Spring Budget Report 2019

In a spring statement somewhat overshadowed by Theresa May’s defeat of her Brexit deal on Tuesday night, and announced just before another “crucial” Brexit vote in the commons.
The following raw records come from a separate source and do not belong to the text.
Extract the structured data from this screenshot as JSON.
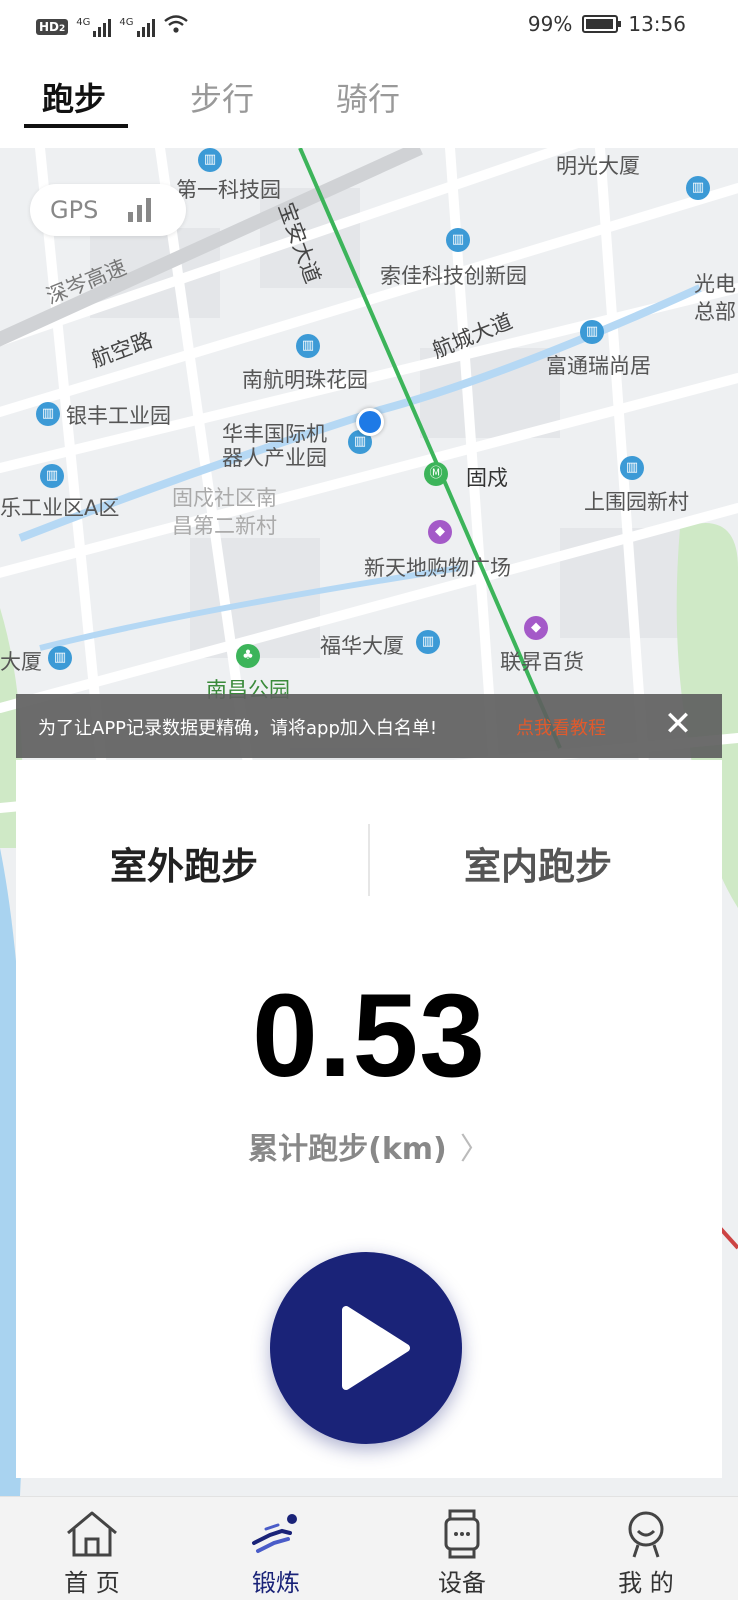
{
  "status_bar": {
    "network_left": "HD",
    "network_sub": "2",
    "signal_1": "4G",
    "signal_2": "4G",
    "battery": "99%",
    "time": "13:56"
  },
  "tabs": [
    {
      "label": "跑步",
      "active": true
    },
    {
      "label": "步行",
      "active": false
    },
    {
      "label": "骑行",
      "active": false
    }
  ],
  "map": {
    "gps_label": "GPS",
    "labels": [
      "第一科技园",
      "明光大厦",
      "宝安大道",
      "深岑高速",
      "索佳科技创新园",
      "光电",
      "总部",
      "航空路",
      "航城大道",
      "南航明珠花园",
      "富通瑞尚居",
      "银丰工业园",
      "华丰国际机",
      "器人产业园",
      "固戍",
      "乐工业区A区",
      "固戍社区南",
      "昌第二新村",
      "上围园新村",
      "新天地购物广场",
      "福华大厦",
      "联昇百货",
      "大厦",
      "南昌公园"
    ]
  },
  "notice": {
    "text": "为了让APP记录数据更精确，请将app加入白名单!",
    "link": "点我看教程"
  },
  "mode": {
    "outdoor": "室外跑步",
    "indoor": "室内跑步"
  },
  "distance": {
    "value": "0.53",
    "label": "累计跑步(km)"
  },
  "bottom_nav": [
    {
      "label": "首 页",
      "icon": "home-icon",
      "active": false
    },
    {
      "label": "锻炼",
      "icon": "runner-icon",
      "active": true
    },
    {
      "label": "设备",
      "icon": "watch-icon",
      "active": false
    },
    {
      "label": "我 的",
      "icon": "profile-icon",
      "active": false
    }
  ],
  "colors": {
    "accent": "#1a2378",
    "notice_link": "#e05a2c",
    "metro_line": "#3cb45a"
  }
}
It’s hard not to feel a little underwhelmed by Phillip Hammond’s latest budget, leaving some commentators to refer to it as the “mini-budget”
None-the-less there were some announcements around property and the broader economy that could be of interest to property investors.
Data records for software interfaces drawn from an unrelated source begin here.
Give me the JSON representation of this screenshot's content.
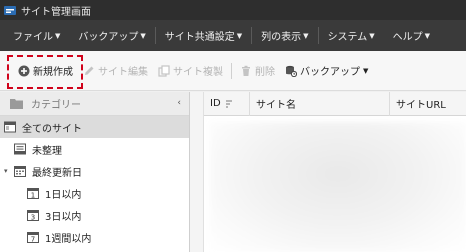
{
  "window": {
    "title": "サイト管理画面"
  },
  "menu": [
    {
      "label": "ファイル",
      "name": "menu-file"
    },
    {
      "label": "バックアップ",
      "name": "menu-backup"
    },
    {
      "label": "サイト共通設定",
      "name": "menu-site-settings"
    },
    {
      "label": "列の表示",
      "name": "menu-columns"
    },
    {
      "label": "システム",
      "name": "menu-system"
    },
    {
      "label": "ヘルプ",
      "name": "menu-help"
    }
  ],
  "toolbar": {
    "new_label": "新規作成",
    "edit_label": "サイト編集",
    "copy_label": "サイト複製",
    "delete_label": "削除",
    "backup_label": "バックアップ"
  },
  "sidebar": {
    "header": "カテゴリー",
    "items": [
      {
        "label": "全てのサイト",
        "selected": true
      },
      {
        "label": "未整理"
      },
      {
        "label": "最終更新日",
        "expanded": true
      },
      {
        "label": "1日以内",
        "icon_digit": "1"
      },
      {
        "label": "3日以内",
        "icon_digit": "3"
      },
      {
        "label": "1週間以内",
        "icon_digit": "7"
      }
    ]
  },
  "table": {
    "columns": [
      "ID",
      "サイト名",
      "サイトURL"
    ]
  },
  "colors": {
    "titlebar": "#2e2e2e",
    "menubar": "#3a3a3a",
    "highlight": "#d0021b",
    "new_icon": "#555555"
  }
}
House Building and Affordable Homes

  • £717 million from the £5.5 billion Housing Infrastructure Fund to unlock up to 37,000 homes at sites including Old Oak Common in London, the Oxford-Cambridge Arc and Cheshire.
  • Through the Affordable Homes Guarantee Scheme, the government will guarantee up to £3 billion of borrowing by housing associations in England to support delivery of around 30,000 affordable homes
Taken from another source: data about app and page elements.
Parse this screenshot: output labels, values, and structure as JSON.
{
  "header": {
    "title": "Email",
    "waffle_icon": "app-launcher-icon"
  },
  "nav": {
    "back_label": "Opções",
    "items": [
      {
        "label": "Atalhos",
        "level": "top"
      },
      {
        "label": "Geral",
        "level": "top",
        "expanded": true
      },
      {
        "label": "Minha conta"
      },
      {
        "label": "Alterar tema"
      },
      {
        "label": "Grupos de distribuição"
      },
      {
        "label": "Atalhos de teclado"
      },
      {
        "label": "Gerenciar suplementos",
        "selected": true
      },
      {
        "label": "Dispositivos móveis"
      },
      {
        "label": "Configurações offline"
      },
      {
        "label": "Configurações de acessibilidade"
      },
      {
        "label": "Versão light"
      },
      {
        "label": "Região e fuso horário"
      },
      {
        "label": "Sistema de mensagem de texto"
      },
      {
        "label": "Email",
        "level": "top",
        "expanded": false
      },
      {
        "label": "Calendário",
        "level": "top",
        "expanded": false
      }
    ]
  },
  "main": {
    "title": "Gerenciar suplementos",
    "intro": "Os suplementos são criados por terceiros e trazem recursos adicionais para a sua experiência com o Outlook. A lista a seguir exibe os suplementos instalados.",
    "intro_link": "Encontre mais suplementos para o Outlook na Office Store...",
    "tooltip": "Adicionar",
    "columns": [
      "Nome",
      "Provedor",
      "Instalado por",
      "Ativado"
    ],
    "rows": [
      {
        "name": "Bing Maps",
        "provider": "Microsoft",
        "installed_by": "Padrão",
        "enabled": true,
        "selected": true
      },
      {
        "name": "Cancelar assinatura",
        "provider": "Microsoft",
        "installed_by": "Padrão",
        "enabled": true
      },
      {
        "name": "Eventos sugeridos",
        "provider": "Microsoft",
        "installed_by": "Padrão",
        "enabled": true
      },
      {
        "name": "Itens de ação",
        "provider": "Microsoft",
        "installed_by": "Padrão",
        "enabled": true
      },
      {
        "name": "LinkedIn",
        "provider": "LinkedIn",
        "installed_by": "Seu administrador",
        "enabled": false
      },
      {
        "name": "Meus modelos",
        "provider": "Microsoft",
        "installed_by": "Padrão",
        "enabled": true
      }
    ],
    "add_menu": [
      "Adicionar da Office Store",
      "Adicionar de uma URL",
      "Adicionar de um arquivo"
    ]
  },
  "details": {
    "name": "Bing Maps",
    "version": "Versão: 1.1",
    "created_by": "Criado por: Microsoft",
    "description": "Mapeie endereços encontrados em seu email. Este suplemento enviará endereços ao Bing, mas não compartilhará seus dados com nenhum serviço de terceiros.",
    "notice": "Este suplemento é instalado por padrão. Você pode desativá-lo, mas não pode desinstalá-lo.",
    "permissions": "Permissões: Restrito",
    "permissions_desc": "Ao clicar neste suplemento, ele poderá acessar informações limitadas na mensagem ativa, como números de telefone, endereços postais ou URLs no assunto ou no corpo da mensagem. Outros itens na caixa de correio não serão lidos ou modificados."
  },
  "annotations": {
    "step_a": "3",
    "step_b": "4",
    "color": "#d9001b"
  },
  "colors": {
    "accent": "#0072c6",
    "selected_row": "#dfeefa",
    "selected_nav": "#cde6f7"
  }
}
  • Further progress on delivering growth in the Oxford-Cambridge Arc including £445 million from the Housing Infrastructure Fund to unlock over 22,000 homes.
  • Up to £260 million for the Borderlands Growth Deal, which on top of the £102 million announced recently for Carlisle from the Housing Infrastructure Fund means up to £362 million UK Government funding into the Borderlands area

Green Property Development
New homes will be banned from using fossil fuel heating systems from 2025.
Hammond acknowledged that a No deal Brexit would have a short-term hit to the economy and as a result cut the 2019 growth forecast to 1.2%, but maintained that the UK economy will still grow by 1.4% in 2020, as previously forecast. He also announced that the government is preparing for the UK to cut tariffs in the event of a no-deal Brexit.
Commenting on the broader economy and Brexit, Brickowner’s CEO Fred Bristol said, “A Brexit bounce over the coming months could see the economy and property sector picking up. The end of uncertainty could create more favourable conditions for investment and growth, while price adjustments may create the opportunity for increased ROI’s. In the worst-case scenario of a problematic Brexit, rates are likely to be reduced, and the financial system flooded with liquidity, causing prices to rise.”
For more information about the budget, please follow the links below: